(DATA FOR THE TASK)
====
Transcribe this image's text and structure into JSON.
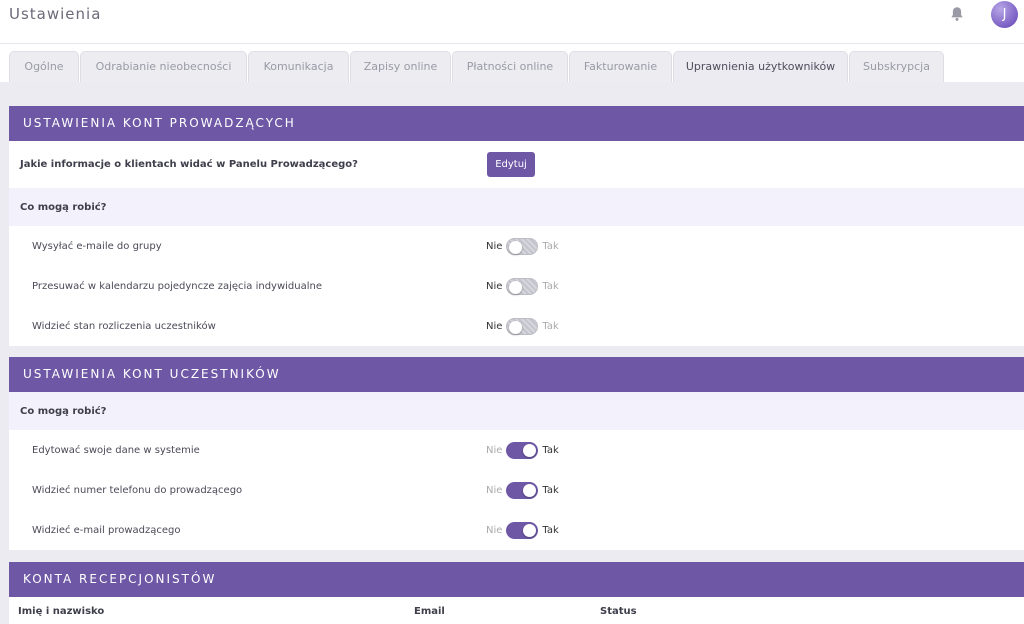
{
  "header": {
    "title": "Ustawienia",
    "bell_icon": "bell-icon",
    "avatar_letter": "J"
  },
  "tabs": [
    {
      "label": "Ogólne"
    },
    {
      "label": "Odrabianie nieobecności"
    },
    {
      "label": "Komunikacja"
    },
    {
      "label": "Zapisy online"
    },
    {
      "label": "Płatności online"
    },
    {
      "label": "Fakturowanie"
    },
    {
      "label": "Uprawnienia użytkowników",
      "active": true
    },
    {
      "label": "Subskrypcja"
    }
  ],
  "toggle_labels": {
    "off": "Nie",
    "on": "Tak"
  },
  "instructors": {
    "title": "USTAWIENIA KONT PROWADZĄCYCH",
    "info_question": "Jakie informacje o klientach widać w Panelu Prowadzącego?",
    "edit_label": "Edytuj",
    "can_do": "Co mogą robić?",
    "options": [
      {
        "label": "Wysyłać e-maile do grupy",
        "enabled": false
      },
      {
        "label": "Przesuwać w kalendarzu pojedyncze zajęcia indywidualne",
        "enabled": false
      },
      {
        "label": "Widzieć stan rozliczenia uczestników",
        "enabled": false
      }
    ]
  },
  "participants": {
    "title": "USTAWIENIA KONT UCZESTNIKÓW",
    "can_do": "Co mogą robić?",
    "options": [
      {
        "label": "Edytować swoje dane w systemie",
        "enabled": true
      },
      {
        "label": "Widzieć numer telefonu do prowadzącego",
        "enabled": true
      },
      {
        "label": "Widzieć e-mail prowadzącego",
        "enabled": true
      }
    ]
  },
  "receptionists": {
    "title": "KONTA RECEPCJONISTÓW",
    "columns": [
      "Imię i nazwisko",
      "Email",
      "Status"
    ]
  },
  "colors": {
    "accent": "#6e58a6",
    "background": "#ecebf2",
    "question_row": "#f3f1fb"
  }
}
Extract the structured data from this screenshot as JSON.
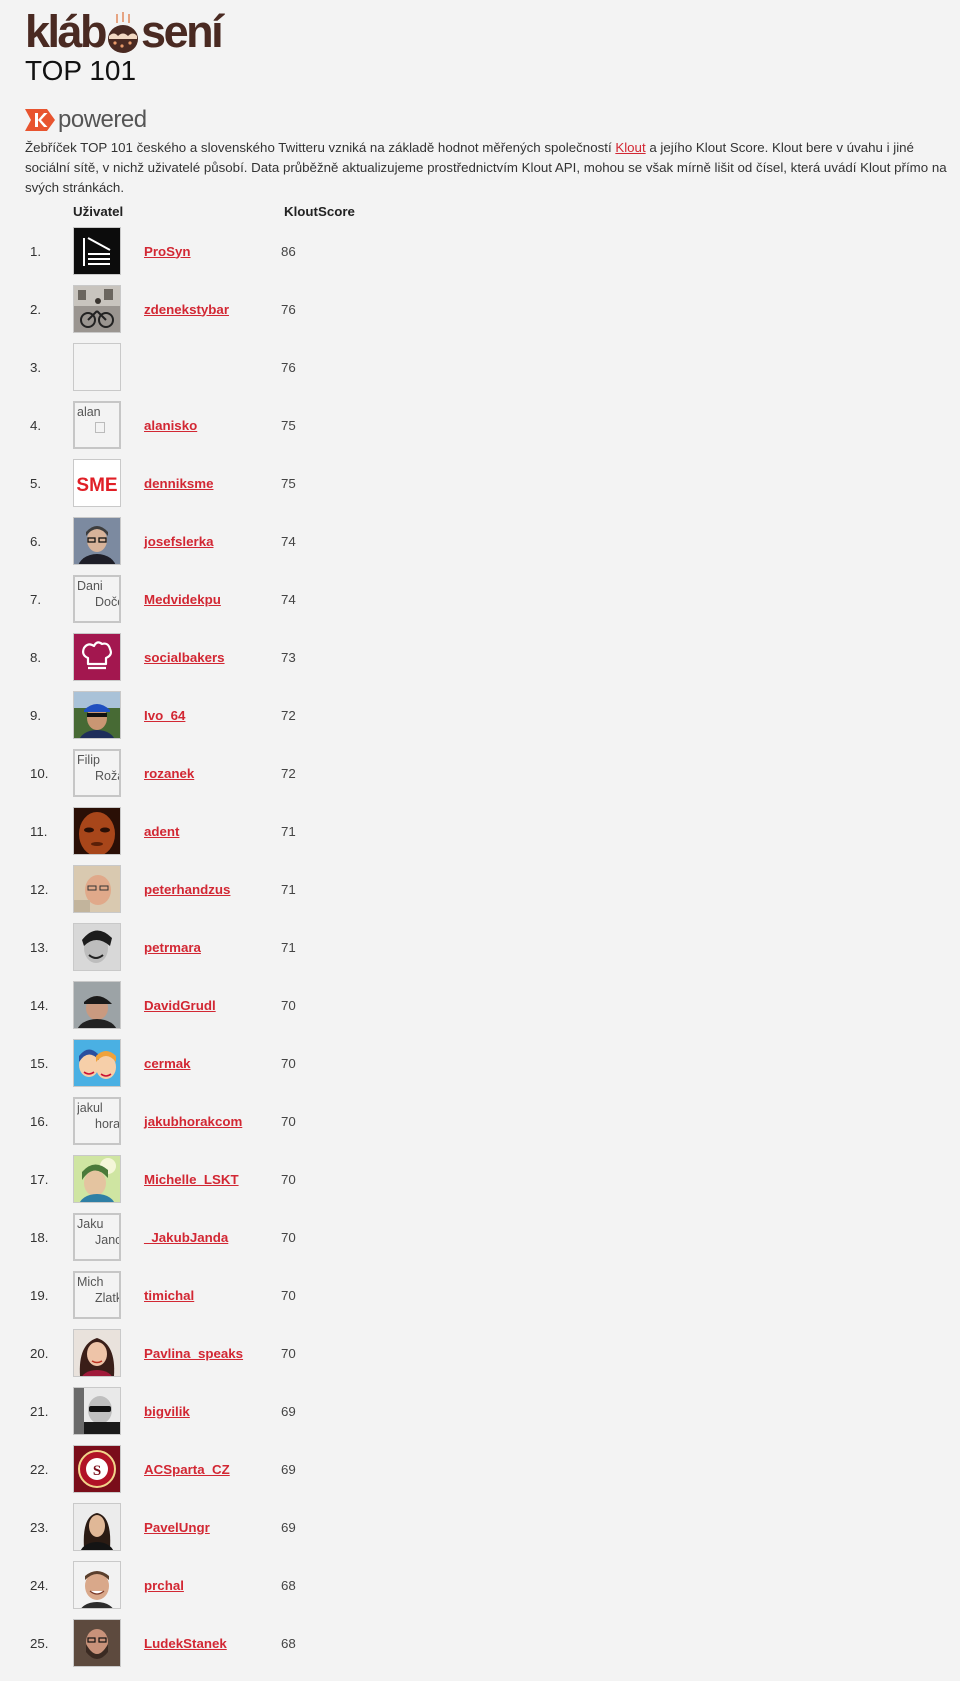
{
  "header": {
    "logo_before": "kláb",
    "logo_after": "sení",
    "title": "TOP 101"
  },
  "powered": {
    "label": "powered"
  },
  "intro": {
    "text_1": "Žebříček TOP 101 českého a slovenského Twitteru vzniká na základě hodnot měřených společností ",
    "link": "Klout",
    "text_2": " a jejího Klout Score. Klout bere v úvahu i jiné sociální sítě, v nichž uživatelé působí. Data průběžně aktualizujeme prostřednictvím Klout API, mohou se však mírně lišit od čísel, která uvádí Klout přímo na svých stránkách."
  },
  "table": {
    "col_user": "Uživatel",
    "col_score": "KloutScore",
    "rows": [
      {
        "rank": "1.",
        "user": "ProSyn",
        "score": "86",
        "avatar": "prosyn"
      },
      {
        "rank": "2.",
        "user": "zdenekstybar",
        "score": "76",
        "avatar": "photo-street"
      },
      {
        "rank": "3.",
        "user": "",
        "score": "76",
        "avatar": "empty"
      },
      {
        "rank": "4.",
        "user": "alanisko",
        "score": "75",
        "avatar": "broken",
        "alt1": "alan",
        "alt2": ""
      },
      {
        "rank": "5.",
        "user": "denniksme",
        "score": "75",
        "avatar": "sme",
        "logo_text": "SME"
      },
      {
        "rank": "6.",
        "user": "josefslerka",
        "score": "74",
        "avatar": "photo-man-glasses"
      },
      {
        "rank": "7.",
        "user": "Medvidekpu",
        "score": "74",
        "avatar": "broken",
        "alt1": "Dani",
        "alt2": "Doče"
      },
      {
        "rank": "8.",
        "user": "socialbakers",
        "score": "73",
        "avatar": "socialbakers"
      },
      {
        "rank": "9.",
        "user": "Ivo_64",
        "score": "72",
        "avatar": "photo-cap"
      },
      {
        "rank": "10.",
        "user": "rozanek",
        "score": "72",
        "avatar": "broken",
        "alt1": "Filip",
        "alt2": "Roža"
      },
      {
        "rank": "11.",
        "user": "adent",
        "score": "71",
        "avatar": "photo-dark-orange"
      },
      {
        "rank": "12.",
        "user": "peterhandzus",
        "score": "71",
        "avatar": "photo-bald"
      },
      {
        "rank": "13.",
        "user": "petrmara",
        "score": "71",
        "avatar": "photo-bw-smile"
      },
      {
        "rank": "14.",
        "user": "DavidGrudl",
        "score": "70",
        "avatar": "photo-cap-gray"
      },
      {
        "rank": "15.",
        "user": "cermak",
        "score": "70",
        "avatar": "comic"
      },
      {
        "rank": "16.",
        "user": "jakubhorakcom",
        "score": "70",
        "avatar": "broken",
        "alt1": "jakul",
        "alt2": "hora"
      },
      {
        "rank": "17.",
        "user": "Michelle_LSKT",
        "score": "70",
        "avatar": "photo-green"
      },
      {
        "rank": "18.",
        "user": "_JakubJanda",
        "score": "70",
        "avatar": "broken",
        "alt1": "Jaku",
        "alt2": "Janc"
      },
      {
        "rank": "19.",
        "user": "timichal",
        "score": "70",
        "avatar": "broken",
        "alt1": "Mich",
        "alt2": "Zlatk"
      },
      {
        "rank": "20.",
        "user": "Pavlina_speaks",
        "score": "70",
        "avatar": "photo-woman"
      },
      {
        "rank": "21.",
        "user": "bigvilik",
        "score": "69",
        "avatar": "photo-bw-sunglasses"
      },
      {
        "rank": "22.",
        "user": "ACSparta_CZ",
        "score": "69",
        "avatar": "sparta"
      },
      {
        "rank": "23.",
        "user": "PavelUngr",
        "score": "69",
        "avatar": "photo-longhair"
      },
      {
        "rank": "24.",
        "user": "prchal",
        "score": "68",
        "avatar": "photo-white-smile"
      },
      {
        "rank": "25.",
        "user": "LudekStanek",
        "score": "68",
        "avatar": "photo-beard"
      }
    ]
  },
  "colors": {
    "link": "#d22733",
    "logo": "#4a2a22",
    "background": "#f3f3f3",
    "klout": "#e8542f"
  }
}
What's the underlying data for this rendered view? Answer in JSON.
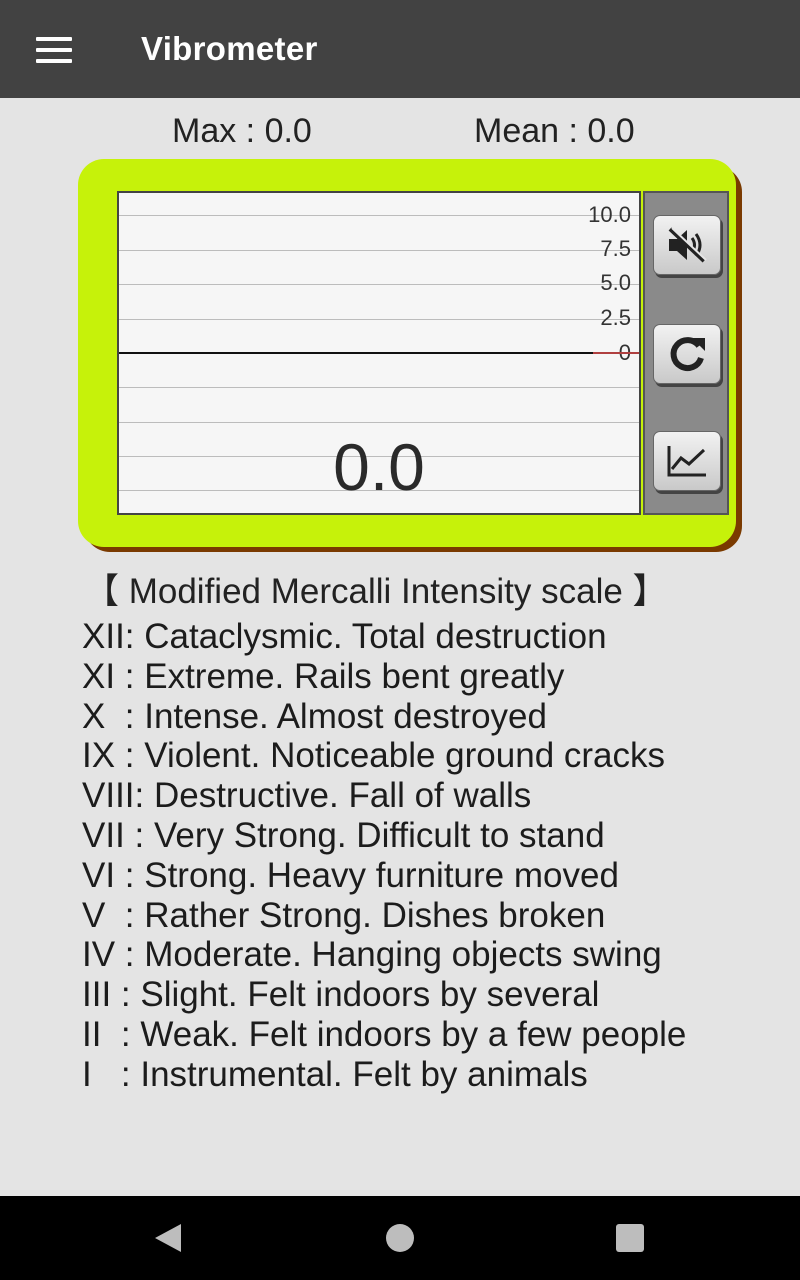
{
  "app": {
    "title": "Vibrometer"
  },
  "stats": {
    "max": "Max : 0.0",
    "mean": "Mean : 0.0"
  },
  "graph": {
    "ticks": [
      "10.0",
      "7.5",
      "5.0",
      "2.5",
      "0"
    ],
    "current_value": "0.0",
    "colors": {
      "panel": "#c6f20a",
      "panel_shadow": "#7a3a00",
      "trace": "#111111"
    }
  },
  "controls": {
    "mute_icon": "speaker-muted-icon",
    "reset_icon": "refresh-icon",
    "chart_icon": "line-chart-icon"
  },
  "scale": {
    "title": "【 Modified Mercalli Intensity scale 】",
    "items": [
      "XII: Cataclysmic. Total destruction",
      "XI : Extreme. Rails bent greatly",
      "X  : Intense. Almost destroyed",
      "IX : Violent. Noticeable ground cracks",
      "VIII: Destructive. Fall of walls",
      "VII : Very Strong. Difficult to stand",
      "VI : Strong. Heavy furniture moved",
      "V  : Rather Strong. Dishes broken",
      "IV : Moderate. Hanging objects swing",
      "III : Slight. Felt indoors by several",
      "II  : Weak. Felt indoors by a few people",
      "I   : Instrumental. Felt by animals"
    ]
  },
  "navigation": {
    "back_icon": "back-triangle-icon",
    "home_icon": "home-circle-icon",
    "recents_icon": "recents-square-icon"
  }
}
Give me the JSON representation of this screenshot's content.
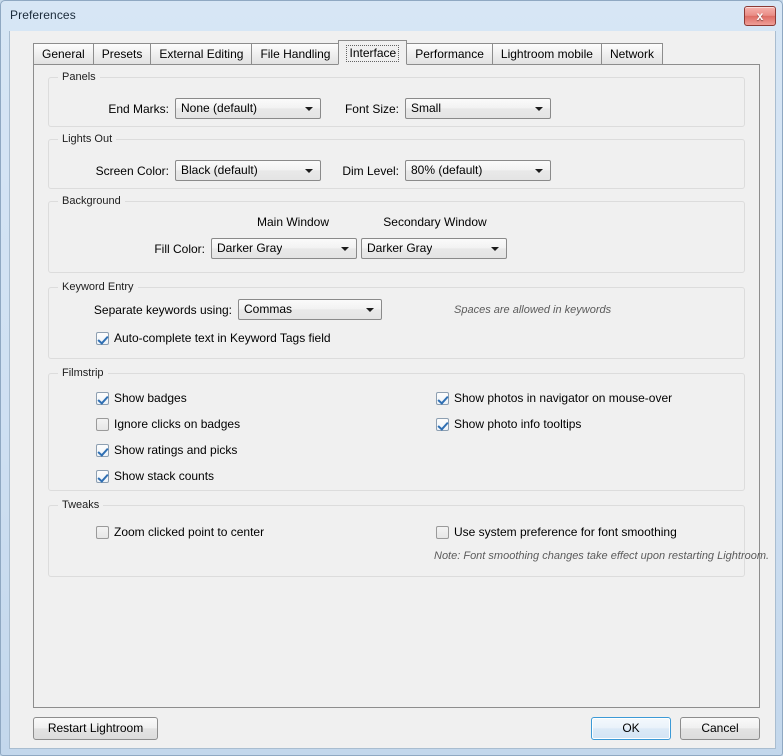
{
  "window": {
    "title": "Preferences",
    "close_label": "x",
    "close_icon": "close-icon"
  },
  "tabs": [
    {
      "label": "General",
      "selected": false
    },
    {
      "label": "Presets",
      "selected": false
    },
    {
      "label": "External Editing",
      "selected": false
    },
    {
      "label": "File Handling",
      "selected": false
    },
    {
      "label": "Interface",
      "selected": true
    },
    {
      "label": "Performance",
      "selected": false
    },
    {
      "label": "Lightroom mobile",
      "selected": false
    },
    {
      "label": "Network",
      "selected": false
    }
  ],
  "groups": {
    "panels": {
      "title": "Panels",
      "end_marks_label": "End Marks:",
      "end_marks_value": "None (default)",
      "font_size_label": "Font Size:",
      "font_size_value": "Small"
    },
    "lights_out": {
      "title": "Lights Out",
      "screen_color_label": "Screen Color:",
      "screen_color_value": "Black (default)",
      "dim_level_label": "Dim Level:",
      "dim_level_value": "80% (default)"
    },
    "background": {
      "title": "Background",
      "main_window_header": "Main Window",
      "secondary_window_header": "Secondary Window",
      "fill_color_label": "Fill Color:",
      "main_fill_value": "Darker Gray",
      "secondary_fill_value": "Darker Gray"
    },
    "keyword_entry": {
      "title": "Keyword Entry",
      "separate_label": "Separate keywords using:",
      "separate_value": "Commas",
      "spaces_hint": "Spaces are allowed in keywords",
      "autocomplete_label": "Auto-complete text in Keyword Tags field",
      "autocomplete_checked": true
    },
    "filmstrip": {
      "title": "Filmstrip",
      "options_left": [
        {
          "label": "Show badges",
          "checked": true
        },
        {
          "label": "Ignore clicks on badges",
          "checked": false
        },
        {
          "label": "Show ratings and picks",
          "checked": true
        },
        {
          "label": "Show stack counts",
          "checked": true
        }
      ],
      "options_right": [
        {
          "label": "Show photos in navigator on mouse-over",
          "checked": true
        },
        {
          "label": "Show photo info tooltips",
          "checked": true
        }
      ]
    },
    "tweaks": {
      "title": "Tweaks",
      "zoom_label": "Zoom clicked point to center",
      "zoom_checked": false,
      "font_smoothing_label": "Use system preference for font smoothing",
      "font_smoothing_checked": false,
      "note": "Note: Font smoothing changes take effect upon restarting Lightroom."
    }
  },
  "footer": {
    "restart_label": "Restart Lightroom",
    "ok_label": "OK",
    "cancel_label": "Cancel"
  },
  "colors": {
    "accent": "#3c9ad6",
    "window_chrome": "#cfe0f2",
    "panel_bg": "#f0f0f0",
    "close_red": "#dd6b63",
    "check_blue": "#2f6fb3"
  }
}
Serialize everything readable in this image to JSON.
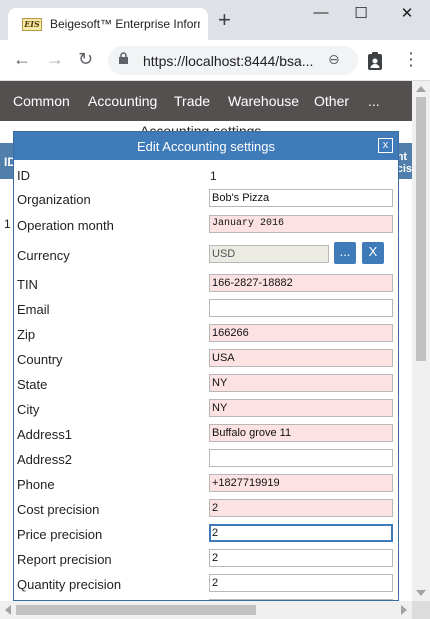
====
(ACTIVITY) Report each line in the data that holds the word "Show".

(RESPONSE)
          "label": "Show badges",
          "label": "Show ratings and picks",
          "label": "Show stack counts",
          "label": "Show photos in navigator on mouse-over",
          "label": "Show photo info tooltips",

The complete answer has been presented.